| What the task requires |
Write down each entry again, exactly as it reads.

======== Input data ========

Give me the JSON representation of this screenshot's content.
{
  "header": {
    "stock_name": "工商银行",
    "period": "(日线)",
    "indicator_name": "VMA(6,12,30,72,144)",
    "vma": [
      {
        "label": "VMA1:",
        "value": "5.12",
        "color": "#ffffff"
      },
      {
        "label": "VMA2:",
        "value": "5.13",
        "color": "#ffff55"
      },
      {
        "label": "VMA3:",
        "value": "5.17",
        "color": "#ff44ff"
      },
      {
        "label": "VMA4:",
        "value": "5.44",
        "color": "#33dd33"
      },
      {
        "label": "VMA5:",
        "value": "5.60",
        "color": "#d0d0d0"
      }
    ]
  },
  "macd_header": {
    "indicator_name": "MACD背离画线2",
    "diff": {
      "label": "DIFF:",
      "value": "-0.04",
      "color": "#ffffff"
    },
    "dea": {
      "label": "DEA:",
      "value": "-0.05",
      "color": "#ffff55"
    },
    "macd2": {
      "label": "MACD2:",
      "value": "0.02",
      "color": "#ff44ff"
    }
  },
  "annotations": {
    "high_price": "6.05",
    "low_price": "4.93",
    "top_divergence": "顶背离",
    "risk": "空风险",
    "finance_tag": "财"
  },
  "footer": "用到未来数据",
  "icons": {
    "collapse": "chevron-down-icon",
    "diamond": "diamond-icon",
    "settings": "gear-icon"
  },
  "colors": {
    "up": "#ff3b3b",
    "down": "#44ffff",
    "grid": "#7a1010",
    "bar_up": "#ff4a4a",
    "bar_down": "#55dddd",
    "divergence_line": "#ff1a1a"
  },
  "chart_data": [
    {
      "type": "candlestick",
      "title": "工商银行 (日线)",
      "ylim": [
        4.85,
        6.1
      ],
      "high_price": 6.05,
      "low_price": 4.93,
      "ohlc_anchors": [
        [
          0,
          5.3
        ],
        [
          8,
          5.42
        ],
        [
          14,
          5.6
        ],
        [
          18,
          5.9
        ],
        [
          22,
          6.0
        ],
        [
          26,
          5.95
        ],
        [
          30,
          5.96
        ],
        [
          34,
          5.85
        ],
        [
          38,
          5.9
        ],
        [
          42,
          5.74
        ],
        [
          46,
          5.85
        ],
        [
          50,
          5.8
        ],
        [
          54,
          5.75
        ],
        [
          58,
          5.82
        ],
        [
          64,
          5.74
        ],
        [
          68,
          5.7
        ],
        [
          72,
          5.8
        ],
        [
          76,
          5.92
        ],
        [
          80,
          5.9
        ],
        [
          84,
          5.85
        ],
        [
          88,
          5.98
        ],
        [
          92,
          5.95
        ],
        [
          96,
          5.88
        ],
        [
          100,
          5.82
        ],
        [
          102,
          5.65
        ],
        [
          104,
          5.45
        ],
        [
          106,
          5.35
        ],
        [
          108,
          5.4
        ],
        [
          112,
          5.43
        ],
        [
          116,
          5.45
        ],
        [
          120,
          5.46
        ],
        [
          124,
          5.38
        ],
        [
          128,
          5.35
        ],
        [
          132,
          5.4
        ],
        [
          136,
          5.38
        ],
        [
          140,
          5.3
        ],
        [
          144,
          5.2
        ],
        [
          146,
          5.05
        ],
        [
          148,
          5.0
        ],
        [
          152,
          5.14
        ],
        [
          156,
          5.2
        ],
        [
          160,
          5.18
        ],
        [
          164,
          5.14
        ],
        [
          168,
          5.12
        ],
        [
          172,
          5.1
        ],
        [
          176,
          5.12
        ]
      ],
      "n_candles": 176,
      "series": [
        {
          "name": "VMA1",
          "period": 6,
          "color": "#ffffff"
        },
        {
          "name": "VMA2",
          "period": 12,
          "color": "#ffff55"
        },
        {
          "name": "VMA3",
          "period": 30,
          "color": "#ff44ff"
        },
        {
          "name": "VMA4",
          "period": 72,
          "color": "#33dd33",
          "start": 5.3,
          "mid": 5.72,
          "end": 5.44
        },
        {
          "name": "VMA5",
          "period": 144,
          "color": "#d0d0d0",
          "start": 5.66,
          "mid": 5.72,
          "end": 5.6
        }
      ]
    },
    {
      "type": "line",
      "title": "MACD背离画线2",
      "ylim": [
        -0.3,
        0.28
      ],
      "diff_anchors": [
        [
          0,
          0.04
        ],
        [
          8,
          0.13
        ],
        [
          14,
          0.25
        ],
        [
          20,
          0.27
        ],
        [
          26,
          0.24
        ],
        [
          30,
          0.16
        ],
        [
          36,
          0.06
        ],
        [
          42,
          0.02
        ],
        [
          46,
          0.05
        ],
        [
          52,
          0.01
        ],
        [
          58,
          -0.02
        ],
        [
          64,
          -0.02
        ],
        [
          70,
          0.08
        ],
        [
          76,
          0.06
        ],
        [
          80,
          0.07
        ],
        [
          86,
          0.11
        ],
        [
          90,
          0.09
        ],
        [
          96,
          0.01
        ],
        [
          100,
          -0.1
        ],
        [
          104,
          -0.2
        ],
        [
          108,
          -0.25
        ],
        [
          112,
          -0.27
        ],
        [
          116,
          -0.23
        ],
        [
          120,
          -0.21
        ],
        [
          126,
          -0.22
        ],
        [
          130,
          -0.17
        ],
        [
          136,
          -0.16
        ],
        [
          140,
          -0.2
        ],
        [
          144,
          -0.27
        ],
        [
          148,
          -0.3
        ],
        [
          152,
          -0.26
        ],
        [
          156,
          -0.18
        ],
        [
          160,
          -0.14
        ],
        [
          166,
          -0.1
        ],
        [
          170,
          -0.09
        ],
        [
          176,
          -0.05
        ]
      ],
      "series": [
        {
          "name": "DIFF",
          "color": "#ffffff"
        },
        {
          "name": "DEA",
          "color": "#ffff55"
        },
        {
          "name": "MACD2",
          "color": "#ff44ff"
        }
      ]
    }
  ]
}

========

| Exercise result |
Give me the JSON representation of this screenshot's content.
{
  "header": {
    "stock_name": "工商银行",
    "period": "(日线)",
    "indicator_name": "VMA(6,12,30,72,144)",
    "vma": [
      {
        "label": "VMA1:",
        "value": "5.12",
        "color": "#ffffff"
      },
      {
        "label": "VMA2:",
        "value": "5.13",
        "color": "#ffff55"
      },
      {
        "label": "VMA3:",
        "value": "5.17",
        "color": "#ff44ff"
      },
      {
        "label": "VMA4:",
        "value": "5.44",
        "color": "#33dd33"
      },
      {
        "label": "VMA5:",
        "value": "5.60",
        "color": "#d0d0d0"
      }
    ]
  },
  "macd_header": {
    "indicator_name": "MACD背离画线2",
    "diff": {
      "label": "DIFF:",
      "value": "-0.04",
      "color": "#ffffff"
    },
    "dea": {
      "label": "DEA:",
      "value": "-0.05",
      "color": "#ffff55"
    },
    "macd2": {
      "label": "MACD2:",
      "value": "0.02",
      "color": "#ff44ff"
    }
  },
  "annotations": {
    "high_price": "6.05",
    "low_price": "4.93",
    "top_divergence": "顶背离",
    "risk": "空风险",
    "finance_tag": "财"
  },
  "footer": "用到未来数据",
  "icons": {
    "collapse": "chevron-down-icon",
    "diamond": "diamond-icon",
    "settings": "gear-icon"
  },
  "colors": {
    "up": "#ff3b3b",
    "down": "#44ffff",
    "grid": "#7a1010",
    "bar_up": "#ff4a4a",
    "bar_down": "#55dddd",
    "divergence_line": "#ff1a1a"
  },
  "chart_data": [
    {
      "type": "candlestick",
      "title": "工商银行 (日线)",
      "ylim": [
        4.85,
        6.1
      ],
      "high_price": 6.05,
      "low_price": 4.93,
      "ohlc_anchors": [
        [
          0,
          5.3
        ],
        [
          8,
          5.42
        ],
        [
          14,
          5.6
        ],
        [
          18,
          5.9
        ],
        [
          22,
          6.0
        ],
        [
          26,
          5.95
        ],
        [
          30,
          5.96
        ],
        [
          34,
          5.85
        ],
        [
          38,
          5.9
        ],
        [
          42,
          5.74
        ],
        [
          46,
          5.85
        ],
        [
          50,
          5.8
        ],
        [
          54,
          5.75
        ],
        [
          58,
          5.82
        ],
        [
          64,
          5.74
        ],
        [
          68,
          5.7
        ],
        [
          72,
          5.8
        ],
        [
          76,
          5.92
        ],
        [
          80,
          5.9
        ],
        [
          84,
          5.85
        ],
        [
          88,
          5.98
        ],
        [
          92,
          5.95
        ],
        [
          96,
          5.88
        ],
        [
          100,
          5.82
        ],
        [
          102,
          5.65
        ],
        [
          104,
          5.45
        ],
        [
          106,
          5.35
        ],
        [
          108,
          5.4
        ],
        [
          112,
          5.43
        ],
        [
          116,
          5.45
        ],
        [
          120,
          5.46
        ],
        [
          124,
          5.38
        ],
        [
          128,
          5.35
        ],
        [
          132,
          5.4
        ],
        [
          136,
          5.38
        ],
        [
          140,
          5.3
        ],
        [
          144,
          5.2
        ],
        [
          146,
          5.05
        ],
        [
          148,
          5.0
        ],
        [
          152,
          5.14
        ],
        [
          156,
          5.2
        ],
        [
          160,
          5.18
        ],
        [
          164,
          5.14
        ],
        [
          168,
          5.12
        ],
        [
          172,
          5.1
        ],
        [
          176,
          5.12
        ]
      ],
      "n_candles": 176,
      "series": [
        {
          "name": "VMA1",
          "period": 6,
          "color": "#ffffff"
        },
        {
          "name": "VMA2",
          "period": 12,
          "color": "#ffff55"
        },
        {
          "name": "VMA3",
          "period": 30,
          "color": "#ff44ff"
        },
        {
          "name": "VMA4",
          "period": 72,
          "color": "#33dd33",
          "start": 5.3,
          "mid": 5.72,
          "end": 5.44
        },
        {
          "name": "VMA5",
          "period": 144,
          "color": "#d0d0d0",
          "start": 5.66,
          "mid": 5.72,
          "end": 5.6
        }
      ]
    },
    {
      "type": "line",
      "title": "MACD背离画线2",
      "ylim": [
        -0.3,
        0.28
      ],
      "diff_anchors": [
        [
          0,
          0.04
        ],
        [
          8,
          0.13
        ],
        [
          14,
          0.25
        ],
        [
          20,
          0.27
        ],
        [
          26,
          0.24
        ],
        [
          30,
          0.16
        ],
        [
          36,
          0.06
        ],
        [
          42,
          0.02
        ],
        [
          46,
          0.05
        ],
        [
          52,
          0.01
        ],
        [
          58,
          -0.02
        ],
        [
          64,
          -0.02
        ],
        [
          70,
          0.08
        ],
        [
          76,
          0.06
        ],
        [
          80,
          0.07
        ],
        [
          86,
          0.11
        ],
        [
          90,
          0.09
        ],
        [
          96,
          0.01
        ],
        [
          100,
          -0.1
        ],
        [
          104,
          -0.2
        ],
        [
          108,
          -0.25
        ],
        [
          112,
          -0.27
        ],
        [
          116,
          -0.23
        ],
        [
          120,
          -0.21
        ],
        [
          126,
          -0.22
        ],
        [
          130,
          -0.17
        ],
        [
          136,
          -0.16
        ],
        [
          140,
          -0.2
        ],
        [
          144,
          -0.27
        ],
        [
          148,
          -0.3
        ],
        [
          152,
          -0.26
        ],
        [
          156,
          -0.18
        ],
        [
          160,
          -0.14
        ],
        [
          166,
          -0.1
        ],
        [
          170,
          -0.09
        ],
        [
          176,
          -0.05
        ]
      ],
      "series": [
        {
          "name": "DIFF",
          "color": "#ffffff"
        },
        {
          "name": "DEA",
          "color": "#ffff55"
        },
        {
          "name": "MACD2",
          "color": "#ff44ff"
        }
      ]
    }
  ]
}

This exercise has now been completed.